__Exercise__.
Using the data below, return every line that holds the word "true".

__The records__.
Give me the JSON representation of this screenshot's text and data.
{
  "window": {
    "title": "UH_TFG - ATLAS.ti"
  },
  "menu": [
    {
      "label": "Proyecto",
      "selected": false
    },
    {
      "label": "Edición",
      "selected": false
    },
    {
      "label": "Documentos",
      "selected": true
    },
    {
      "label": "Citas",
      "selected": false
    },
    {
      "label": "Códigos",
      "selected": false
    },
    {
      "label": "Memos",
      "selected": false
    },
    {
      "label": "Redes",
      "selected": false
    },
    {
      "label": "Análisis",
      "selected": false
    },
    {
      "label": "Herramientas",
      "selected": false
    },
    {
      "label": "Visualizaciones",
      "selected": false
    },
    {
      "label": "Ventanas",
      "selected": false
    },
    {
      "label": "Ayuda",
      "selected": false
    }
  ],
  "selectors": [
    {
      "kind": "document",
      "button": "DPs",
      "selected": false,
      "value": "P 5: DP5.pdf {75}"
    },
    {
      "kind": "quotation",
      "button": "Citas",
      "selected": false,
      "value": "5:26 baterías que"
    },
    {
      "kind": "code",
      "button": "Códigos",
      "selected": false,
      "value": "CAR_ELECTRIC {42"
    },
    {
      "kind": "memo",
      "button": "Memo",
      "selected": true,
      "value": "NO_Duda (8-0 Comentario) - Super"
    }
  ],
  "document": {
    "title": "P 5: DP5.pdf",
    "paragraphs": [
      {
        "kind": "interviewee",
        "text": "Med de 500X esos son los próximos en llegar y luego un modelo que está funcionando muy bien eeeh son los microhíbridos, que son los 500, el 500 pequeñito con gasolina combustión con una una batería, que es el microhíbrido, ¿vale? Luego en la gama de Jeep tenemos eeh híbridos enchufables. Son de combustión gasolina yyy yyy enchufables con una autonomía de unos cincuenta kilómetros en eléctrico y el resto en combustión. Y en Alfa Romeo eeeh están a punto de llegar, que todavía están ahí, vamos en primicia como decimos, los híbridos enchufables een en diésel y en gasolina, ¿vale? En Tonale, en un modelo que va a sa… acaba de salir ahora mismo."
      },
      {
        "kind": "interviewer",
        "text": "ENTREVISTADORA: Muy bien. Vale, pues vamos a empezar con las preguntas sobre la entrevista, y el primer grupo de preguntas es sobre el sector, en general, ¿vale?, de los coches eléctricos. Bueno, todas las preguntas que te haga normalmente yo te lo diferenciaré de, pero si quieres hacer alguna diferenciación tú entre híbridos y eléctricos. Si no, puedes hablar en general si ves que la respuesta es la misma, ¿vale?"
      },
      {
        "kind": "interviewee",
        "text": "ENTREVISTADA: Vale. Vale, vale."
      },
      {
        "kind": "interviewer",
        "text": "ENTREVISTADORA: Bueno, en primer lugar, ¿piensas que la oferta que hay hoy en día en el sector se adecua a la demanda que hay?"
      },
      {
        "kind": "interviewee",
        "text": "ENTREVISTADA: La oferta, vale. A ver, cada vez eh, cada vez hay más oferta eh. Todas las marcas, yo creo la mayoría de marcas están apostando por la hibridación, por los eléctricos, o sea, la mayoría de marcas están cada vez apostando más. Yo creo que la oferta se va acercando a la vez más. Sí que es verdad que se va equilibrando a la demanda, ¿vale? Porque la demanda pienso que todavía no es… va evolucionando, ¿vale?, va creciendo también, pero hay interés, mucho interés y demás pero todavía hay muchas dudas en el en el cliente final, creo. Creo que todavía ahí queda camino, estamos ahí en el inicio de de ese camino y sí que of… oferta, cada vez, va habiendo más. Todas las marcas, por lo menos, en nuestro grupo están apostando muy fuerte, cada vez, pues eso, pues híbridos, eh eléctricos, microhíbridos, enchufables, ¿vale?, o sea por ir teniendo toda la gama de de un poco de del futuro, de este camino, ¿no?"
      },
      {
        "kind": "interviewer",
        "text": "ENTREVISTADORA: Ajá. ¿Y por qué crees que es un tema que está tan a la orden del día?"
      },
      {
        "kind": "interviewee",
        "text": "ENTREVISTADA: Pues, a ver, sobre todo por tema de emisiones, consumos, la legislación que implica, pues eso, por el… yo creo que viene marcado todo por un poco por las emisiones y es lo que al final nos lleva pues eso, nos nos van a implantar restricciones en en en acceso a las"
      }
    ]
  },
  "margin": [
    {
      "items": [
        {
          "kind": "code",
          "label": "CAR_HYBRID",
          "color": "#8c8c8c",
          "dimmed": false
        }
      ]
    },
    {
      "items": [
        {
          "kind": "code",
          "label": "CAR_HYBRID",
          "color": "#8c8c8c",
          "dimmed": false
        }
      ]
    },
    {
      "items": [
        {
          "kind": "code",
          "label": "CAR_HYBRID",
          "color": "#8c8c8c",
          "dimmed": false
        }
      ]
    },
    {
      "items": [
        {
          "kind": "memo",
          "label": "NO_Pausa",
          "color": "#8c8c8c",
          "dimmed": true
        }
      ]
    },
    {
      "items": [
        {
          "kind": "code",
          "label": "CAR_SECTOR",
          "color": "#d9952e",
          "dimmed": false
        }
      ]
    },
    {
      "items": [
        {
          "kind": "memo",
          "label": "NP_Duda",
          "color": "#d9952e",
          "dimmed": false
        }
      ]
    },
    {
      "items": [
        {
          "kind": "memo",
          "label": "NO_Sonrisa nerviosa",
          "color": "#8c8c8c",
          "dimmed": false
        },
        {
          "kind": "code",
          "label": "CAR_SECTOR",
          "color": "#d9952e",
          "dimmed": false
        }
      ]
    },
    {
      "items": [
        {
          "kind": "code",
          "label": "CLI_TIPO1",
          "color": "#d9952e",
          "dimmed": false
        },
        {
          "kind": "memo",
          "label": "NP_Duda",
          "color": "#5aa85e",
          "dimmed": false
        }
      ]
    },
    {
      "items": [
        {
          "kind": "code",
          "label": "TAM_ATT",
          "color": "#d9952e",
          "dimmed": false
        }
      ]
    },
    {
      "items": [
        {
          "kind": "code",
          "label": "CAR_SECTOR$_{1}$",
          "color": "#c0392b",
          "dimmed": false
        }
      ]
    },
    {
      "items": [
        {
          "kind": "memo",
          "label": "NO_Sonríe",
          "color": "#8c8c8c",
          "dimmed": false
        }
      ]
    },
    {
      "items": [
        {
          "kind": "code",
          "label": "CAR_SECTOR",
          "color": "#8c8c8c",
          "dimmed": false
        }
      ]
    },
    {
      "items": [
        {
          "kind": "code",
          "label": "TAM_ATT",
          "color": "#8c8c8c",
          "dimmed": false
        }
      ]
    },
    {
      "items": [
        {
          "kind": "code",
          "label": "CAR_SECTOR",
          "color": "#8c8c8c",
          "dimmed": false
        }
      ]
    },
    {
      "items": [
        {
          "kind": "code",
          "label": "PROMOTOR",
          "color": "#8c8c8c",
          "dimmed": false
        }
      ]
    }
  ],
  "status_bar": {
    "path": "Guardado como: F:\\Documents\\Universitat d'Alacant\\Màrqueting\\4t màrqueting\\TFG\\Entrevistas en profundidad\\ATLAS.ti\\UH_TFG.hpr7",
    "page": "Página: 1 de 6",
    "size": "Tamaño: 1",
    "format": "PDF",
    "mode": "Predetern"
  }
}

__Answer to this exercise__.
      "selected": true
      "selected": true,
          "dimmed": true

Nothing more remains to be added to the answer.